--- START ---

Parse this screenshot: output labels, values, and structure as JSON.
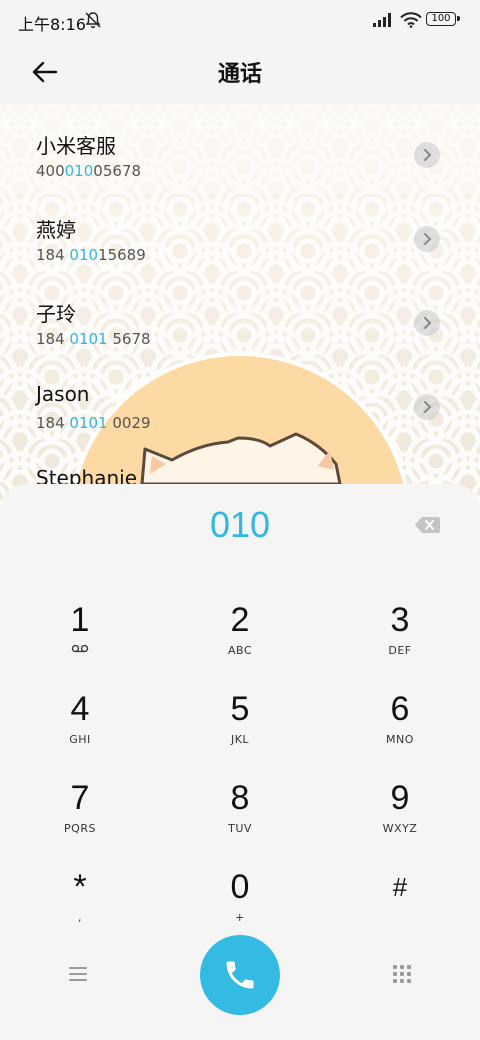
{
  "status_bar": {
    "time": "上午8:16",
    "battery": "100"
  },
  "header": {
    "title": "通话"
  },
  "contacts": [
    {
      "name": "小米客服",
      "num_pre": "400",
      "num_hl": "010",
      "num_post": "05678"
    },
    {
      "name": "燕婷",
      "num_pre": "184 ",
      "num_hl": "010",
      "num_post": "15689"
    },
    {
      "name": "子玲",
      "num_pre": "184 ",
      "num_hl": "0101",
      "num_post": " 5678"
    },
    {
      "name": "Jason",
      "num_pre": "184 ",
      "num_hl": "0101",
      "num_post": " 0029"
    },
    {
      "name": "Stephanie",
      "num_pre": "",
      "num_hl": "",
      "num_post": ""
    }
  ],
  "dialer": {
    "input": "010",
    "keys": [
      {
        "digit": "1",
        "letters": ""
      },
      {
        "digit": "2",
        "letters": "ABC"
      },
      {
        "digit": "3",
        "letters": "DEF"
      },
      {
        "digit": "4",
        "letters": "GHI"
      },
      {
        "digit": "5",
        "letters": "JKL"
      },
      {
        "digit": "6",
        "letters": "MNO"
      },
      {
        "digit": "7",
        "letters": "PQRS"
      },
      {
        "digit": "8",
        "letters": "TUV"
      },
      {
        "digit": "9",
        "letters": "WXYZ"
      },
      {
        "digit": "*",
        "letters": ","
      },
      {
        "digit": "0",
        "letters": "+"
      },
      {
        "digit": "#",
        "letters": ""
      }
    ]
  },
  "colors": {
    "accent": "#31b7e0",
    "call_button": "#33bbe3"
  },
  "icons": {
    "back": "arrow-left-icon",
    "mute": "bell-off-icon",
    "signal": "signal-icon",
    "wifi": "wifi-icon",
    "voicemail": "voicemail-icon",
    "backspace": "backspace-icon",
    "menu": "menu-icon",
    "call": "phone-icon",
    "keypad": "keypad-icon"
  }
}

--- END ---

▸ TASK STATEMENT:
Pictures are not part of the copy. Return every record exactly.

▸ RESULT OF THE TASK:
Parse this screenshot: output labels, values, and structure as JSON.
{
  "status_bar": {
    "time": "上午8:16",
    "battery": "100"
  },
  "header": {
    "title": "通话"
  },
  "contacts": [
    {
      "name": "小米客服",
      "num_pre": "400",
      "num_hl": "010",
      "num_post": "05678"
    },
    {
      "name": "燕婷",
      "num_pre": "184 ",
      "num_hl": "010",
      "num_post": "15689"
    },
    {
      "name": "子玲",
      "num_pre": "184 ",
      "num_hl": "0101",
      "num_post": " 5678"
    },
    {
      "name": "Jason",
      "num_pre": "184 ",
      "num_hl": "0101",
      "num_post": " 0029"
    },
    {
      "name": "Stephanie",
      "num_pre": "",
      "num_hl": "",
      "num_post": ""
    }
  ],
  "dialer": {
    "input": "010",
    "keys": [
      {
        "digit": "1",
        "letters": ""
      },
      {
        "digit": "2",
        "letters": "ABC"
      },
      {
        "digit": "3",
        "letters": "DEF"
      },
      {
        "digit": "4",
        "letters": "GHI"
      },
      {
        "digit": "5",
        "letters": "JKL"
      },
      {
        "digit": "6",
        "letters": "MNO"
      },
      {
        "digit": "7",
        "letters": "PQRS"
      },
      {
        "digit": "8",
        "letters": "TUV"
      },
      {
        "digit": "9",
        "letters": "WXYZ"
      },
      {
        "digit": "*",
        "letters": ","
      },
      {
        "digit": "0",
        "letters": "+"
      },
      {
        "digit": "#",
        "letters": ""
      }
    ]
  },
  "colors": {
    "accent": "#31b7e0",
    "call_button": "#33bbe3"
  },
  "icons": {
    "back": "arrow-left-icon",
    "mute": "bell-off-icon",
    "signal": "signal-icon",
    "wifi": "wifi-icon",
    "voicemail": "voicemail-icon",
    "backspace": "backspace-icon",
    "menu": "menu-icon",
    "call": "phone-icon",
    "keypad": "keypad-icon"
  }
}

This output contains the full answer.